I don’t think that the opportunities and challenges truely don’t differ that much from market to market. Of course, the current economic downturn has an impact on all economies world wide. So in case of Germany, where the financing of the welfare state mostly depends on taxes and contributions linked to employement, rising unemployement rates increase the pressure on maintaining costs. So there is an immediate risk of strengthening cost-containment measures which also would impact the research based pharmaceutical industry. Now any such measure will focus on lower value creating medicines first. Therefore, Roches strategy to focus on truely clinically differentiated medicines against life threatening diseases was and is also a strategy to protect our business model. Value creation is where I see the opportunity, regardless of whether the economy is good or bad.

We need to convince the skeptics that constantly position innovation as a threat and an unnecessary cost to the national health insurance system rather than a long term investment. The innovations of today will become the cheap medicines of the future. Improving or even prolonging people’s lives and well being is a productivity factor and should be well worth investing in. In addition, stem cell research and biotechnology are break through technologies of this century. Why would the German government not utilize its strong knowledge base, its health care industry, its strong science base, its academic research and strong position to further develop world class expertise in these areas and attract the available financial means to stay ahead. I am sure, Roche will stay committed to continue to invest into the German operation if the right environment is being created.

As the head of Roche Germany, what would be your final message to your peers from the pharmaceutical industry worldwide and readers of Pharmaceutical Executive?

Personally, I wished that we as an industry speak with one voice and that we manage to get across that this industry does achieve a great deal in terms of peoples well being and health. This is at the core of our business.

However, value creation can be measured for example in profits or medical break throughs. What many people don’t understand, we need to talk about our profits in order to attract investors for them to take the risk and finance the costly and time consuming development of our medicines. This is then used by some media to create the impression that these profits are unhealthy ones.
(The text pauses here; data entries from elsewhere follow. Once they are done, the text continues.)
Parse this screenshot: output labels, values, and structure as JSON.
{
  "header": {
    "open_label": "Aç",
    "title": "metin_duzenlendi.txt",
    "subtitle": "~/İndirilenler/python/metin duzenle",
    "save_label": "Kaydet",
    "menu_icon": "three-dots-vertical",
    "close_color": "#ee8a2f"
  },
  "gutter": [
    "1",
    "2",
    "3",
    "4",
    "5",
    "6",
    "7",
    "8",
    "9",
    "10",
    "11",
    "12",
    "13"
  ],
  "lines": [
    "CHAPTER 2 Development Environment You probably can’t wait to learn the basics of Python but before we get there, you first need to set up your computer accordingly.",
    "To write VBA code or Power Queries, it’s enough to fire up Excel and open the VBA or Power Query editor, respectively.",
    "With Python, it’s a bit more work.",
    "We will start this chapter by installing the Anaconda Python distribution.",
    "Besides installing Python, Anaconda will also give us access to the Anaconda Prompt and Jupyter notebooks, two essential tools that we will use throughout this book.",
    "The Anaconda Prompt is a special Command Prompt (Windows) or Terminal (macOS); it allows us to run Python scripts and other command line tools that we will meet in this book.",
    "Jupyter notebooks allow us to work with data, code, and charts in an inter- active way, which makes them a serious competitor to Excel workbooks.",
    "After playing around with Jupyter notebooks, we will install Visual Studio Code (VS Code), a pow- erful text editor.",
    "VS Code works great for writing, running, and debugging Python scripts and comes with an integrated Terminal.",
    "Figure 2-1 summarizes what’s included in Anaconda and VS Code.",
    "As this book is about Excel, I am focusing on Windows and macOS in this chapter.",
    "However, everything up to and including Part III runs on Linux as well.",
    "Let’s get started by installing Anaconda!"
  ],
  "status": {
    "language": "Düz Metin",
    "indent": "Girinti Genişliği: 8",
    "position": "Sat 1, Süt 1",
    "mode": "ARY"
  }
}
Now if we manage better to link the investment and profits to the ground breaking advancements in medicine and how seriously ill people benefit and how society benefits as a whole, I am convinced that our industry would be perceived as what it actually is: an incredible force that brings together the most intelligent brains for the better of peoples lives.

Related Interviews

Latest Report